Psoriasis drug may also aid weight loss
Apremilast, a psoriasis treatment, also helped patients lose weight.
Patients with psoriasis who were treated with apremilast (Otezla) lost an average of nearly five pounds over a 52-week period, according to results of a pooled analysis published in the Journal of the American Academy of Dermatology.
Weight loss was observed in the ESTEEM 1 and ESTEEM 2 trials, which were designed to assess safety and efficacy of apremilast among patients, aged 18 years and older, with moderate to severe plaque psoriasis.
Most patients remained within 5% of their baseline weight during the placebo-controlled period of 16 weeks, and approximately 19% of patients lost more than 5% of their baseline weight by 52 weeks or less, according to results of a pooled analysis by Kristian Reich, MD, SCIderm Research Institute and Dermatologikum Hamburg in Germany, and colleagues.
Patients in the study were assigned to received randomized treatment (2:1) of apremilast 30 mg twice a day (n=832) or placebo (n=418) through week 16. All patients were treated with apremilast 30 mg twice a day through week 32, followed by a randomized treatment withdrawal phase through week 52.
At week 9, patients were then assigned apremilast or placebo.

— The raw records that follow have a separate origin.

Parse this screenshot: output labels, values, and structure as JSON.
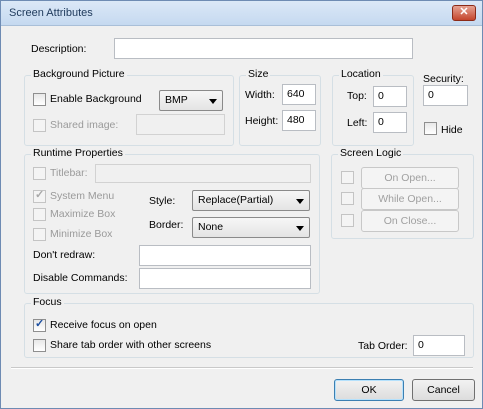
{
  "window": {
    "title": "Screen Attributes",
    "close_glyph": "✕"
  },
  "description": {
    "label": "Description:",
    "value": ""
  },
  "background_picture": {
    "group_title": "Background Picture",
    "enable_label": "Enable Background",
    "enable_checked": false,
    "format_value": "BMP",
    "shared_label": "Shared image:",
    "shared_checked": false,
    "shared_value": ""
  },
  "size": {
    "group_title": "Size",
    "width_label": "Width:",
    "width_value": "640",
    "height_label": "Height:",
    "height_value": "480"
  },
  "location": {
    "group_title": "Location",
    "top_label": "Top:",
    "top_value": "0",
    "left_label": "Left:",
    "left_value": "0"
  },
  "security": {
    "label": "Security:",
    "value": "0",
    "hide_label": "Hide",
    "hide_checked": false
  },
  "runtime": {
    "group_title": "Runtime Properties",
    "titlebar_label": "Titlebar:",
    "titlebar_value": "",
    "system_menu_label": "System Menu",
    "system_menu_checked": true,
    "maximize_label": "Maximize Box",
    "minimize_label": "Minimize Box",
    "style_label": "Style:",
    "style_value": "Replace(Partial)",
    "border_label": "Border:",
    "border_value": "None",
    "dont_redraw_label": "Don't redraw:",
    "dont_redraw_value": "",
    "disable_commands_label": "Disable Commands:",
    "disable_commands_value": ""
  },
  "screen_logic": {
    "group_title": "Screen Logic",
    "on_open": "On Open...",
    "while_open": "While Open...",
    "on_close": "On Close..."
  },
  "focus": {
    "group_title": "Focus",
    "receive_label": "Receive focus on open",
    "receive_checked": true,
    "share_label": "Share tab order with other screens",
    "share_checked": false,
    "tab_order_label": "Tab Order:",
    "tab_order_value": "0"
  },
  "buttons": {
    "ok": "OK",
    "cancel": "Cancel"
  }
}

A total of 1,184 patients received apremilast (968 patients for at least 24 weeks and 564 for at least 52 weeks, including patients who switched from placebo to apremilast).
At the 16-week evaluation, the mean change from baseline in the weight of patients receiving apremilast 30 mg twice daily was -1.51 kg, or -3.33 lb. Mean change from baseline in weight in patients receiving placebo was -0.01 kg at week 16. At week 52, long-term mean change from baseline weight was -1.99 kg, or -4.38 lb, among patients receiving apremilast 30 mg BID.
A weight decrease of more than 5% of baseline weight was observed in 13.7% of patients who received apremilast and 5.5% of patients who received placebo during the first 16 weeks of the trial. Among those patients receiving apremilast for the full 52 weeks, 19.2% experienced weight decrease of more than 5% during that time.
Only 1.4% of patients treated with apremilast (0 to ≤52 weeks) reported weight loss as an adverse effect (AE). Weight decrease reported as an AE with placebo was 0.2%. No patient reported a serious AE of weight decrease (0 to ≤52 weeks), and two (0.2%) patients treated with apremilast discontinued treatment due to decreased weight during the 0 to 52-week period).
No association between weight loss and diarrhea or nausea/vomiting was identified, found the investigators. Although the exact mechanism for the observed weight loss with apremilast is unknown, it may be related to the phosphodiesterase (PDE4) inhibitory activity of apremilast, according to preclinical study data.
“Weight loss has been observed in ESTEEM; however, no patient had overt clinical consequences resulting from observed weight loss in the ESTEEM trials,” concluded the scientists.
- Reich K. J Amer Acad Dermatol. 2015;72(5) suppl 1: AB227.
This study was fully sponsored by Celgene, the makers of apremilast. Reich has received honoraria as a consultant and/or advisory board member and/or acted as a paid speaker and/or participated in clinical trials sponsored by Abbott, AbbVie, Amgen, Basilea, Biogen-Idec, Celgene, Centocor, Eli Lilly, Forward Pharma, GlaxoSmithKline, Janssen-Cilag, LEO Pharma, Medac, MSD (Essex Pharma, ScheringPlough), Novartis, Ocean Pharma, Pfizer (Wyeth), and UCB.